Birth control: there are so many different methods that a young woman could choose from. There’s the pill, the patch, IUDs, the shot, the ring and the implant are just some of the options when it comes to birth control. While that’s an amazing change from how things once were, it’s admittedly a bit more confusing now.
Should you stick with condoms, or should you supplement it with another contraception method? Are you using it for contraception or to help with bad periods and acne? There are a million more factors that go into making the right decision for you, so here’s a quick, handy guide to a few of the more common feminine contraception methods.
The pill may be the most common form of contraception used today, and it’s no wonder why, being easy and effective 91% of the time (99% if taken perfectly). Often coming in a pack of 28 pills, which in turn is made up of three weeks’ worth of hormone pills (which can either be composed of progestin, or a combination of that and estrogen, depending on the kind of pill your doctor prescribes).
This option is perfect if you’re not necessarily looking for contraception help, but instead want help with easing periods, cramps and acne! Just be sure to be timely when it comes to this option—missing a pill isn’t the end of the world, but the effectiveness of the pill relies on consistently taking it.
Also known as Depo-Provera, the shot is an injection containing progestin that is administered every three months at your doctor’s office. It is 99% effective, and is one of the most private and convenient options, since you only have to visit the doctor four times a year for its administration, thus cutting out the possibility of missing a day with the pill.
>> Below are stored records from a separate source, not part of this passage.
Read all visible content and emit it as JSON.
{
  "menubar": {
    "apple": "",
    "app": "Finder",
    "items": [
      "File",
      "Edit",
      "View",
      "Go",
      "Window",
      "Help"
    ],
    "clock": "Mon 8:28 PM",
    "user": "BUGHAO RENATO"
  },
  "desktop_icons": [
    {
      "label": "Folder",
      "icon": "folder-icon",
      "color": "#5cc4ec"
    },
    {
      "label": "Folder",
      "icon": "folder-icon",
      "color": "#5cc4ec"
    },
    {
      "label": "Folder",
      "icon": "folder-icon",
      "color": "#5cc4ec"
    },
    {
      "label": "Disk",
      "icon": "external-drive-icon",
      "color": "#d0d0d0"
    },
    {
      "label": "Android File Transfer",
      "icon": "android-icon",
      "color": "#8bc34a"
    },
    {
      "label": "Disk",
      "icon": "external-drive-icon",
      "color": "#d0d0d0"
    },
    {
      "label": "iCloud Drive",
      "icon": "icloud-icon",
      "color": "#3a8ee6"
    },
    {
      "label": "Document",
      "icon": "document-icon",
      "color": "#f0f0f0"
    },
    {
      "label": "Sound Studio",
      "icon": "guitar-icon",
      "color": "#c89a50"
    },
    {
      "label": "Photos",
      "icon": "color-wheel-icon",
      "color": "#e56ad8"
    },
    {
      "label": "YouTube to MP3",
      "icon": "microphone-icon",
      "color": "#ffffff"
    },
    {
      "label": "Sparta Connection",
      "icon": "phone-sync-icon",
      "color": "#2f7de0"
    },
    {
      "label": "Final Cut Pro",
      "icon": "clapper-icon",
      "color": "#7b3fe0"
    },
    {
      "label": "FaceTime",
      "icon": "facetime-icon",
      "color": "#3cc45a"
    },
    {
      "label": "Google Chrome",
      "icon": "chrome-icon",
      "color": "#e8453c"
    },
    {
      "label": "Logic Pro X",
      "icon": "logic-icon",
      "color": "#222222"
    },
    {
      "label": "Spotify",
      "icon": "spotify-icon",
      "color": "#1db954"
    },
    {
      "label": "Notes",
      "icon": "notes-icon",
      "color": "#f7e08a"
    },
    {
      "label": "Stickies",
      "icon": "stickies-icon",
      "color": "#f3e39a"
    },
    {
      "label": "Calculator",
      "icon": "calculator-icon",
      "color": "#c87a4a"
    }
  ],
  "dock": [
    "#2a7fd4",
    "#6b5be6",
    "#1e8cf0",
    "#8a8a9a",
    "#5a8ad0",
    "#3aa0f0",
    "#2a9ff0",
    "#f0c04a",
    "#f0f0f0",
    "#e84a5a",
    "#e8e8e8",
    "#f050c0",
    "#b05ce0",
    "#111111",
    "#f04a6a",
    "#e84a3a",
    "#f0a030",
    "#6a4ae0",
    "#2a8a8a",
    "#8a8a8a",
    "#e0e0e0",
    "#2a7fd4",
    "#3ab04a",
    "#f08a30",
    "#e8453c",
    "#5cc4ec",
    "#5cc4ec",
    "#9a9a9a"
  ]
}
Also with the shot, your period is often shorter or nonexistent!
Another convenient option is the estrogen and progestin patch, which you place on your back, upper arm, stomach or butt so that the hormones can be absorbed via the skin. One patch lasts one week, so in a month, you’d typically use three and then take a week off for your period (though you don’t have to!). It is 91% effective, and can help ease cramps and make your period more regular.
While it is one of the more expensive birth control methods, the implant is very effective (99% effectiveness) and very convenient—an implant lass for four years! The implant is inserted by the doctor under your upper arm’s skin, making it one of the more private options too. The implant is a progestin only birth control, and it eases period symptoms during the four years it’s inserted.
More commonly known as a NuvaRing, this form of birth control is a ring that is inserted into your vagina and contains estrogen and progestin. It is 91% effective, and you have to change it once a month. That being said, it helps with acne and eases period cramps, which is always a win!
IUDs fall into two categories: hormonal and copper. Both are inserted into the uterus and are 99% effective, the major difference being in the length of effectiveness. The hormonal type releases progestin to prevent pregnancy, and depending on the kind you get, it can last from three to six years. The copper type does not contain any hormones, just a bit of copper wrapped around the IUD’s t-shape, and lasts 12 years. As with the other birth control types, the hormonal type of IUD eases period problems, and the copper IUD can be used as emergency contraception.
No matter what type of birth control you pick, be sure to do your own research into the disadvantages of each kind of birth control. Only you know your body, and birth control is meant to help you live your life, so be sure to take the time to find the right one for you! Talking with your doctor is always a great first step to finding the absolute right birth control for you.
Sources and Links
Are Low-Dose Birth Control Pills Right for You?https://www.healthline.com/health/birth-control/low-dose-birth-control-list#4
Birth Control Shothttps://www.plannedparenthood.org/learn/birth-control/birth-control-shot
Birth Control Patchhttps://www.plannedparenthood.org/learn/birth-control/birth-control-patch
Birth Control Implanthttps://www.plannedparenthood.org/learn/birth-control/birth-control-implant-implanon
What are the benefits of NuvaRing?https://www.plannedparenthood.org/learn/birth-control/birth-control-vaginal-ring-nuvaring/what-are-benefits-nuvaring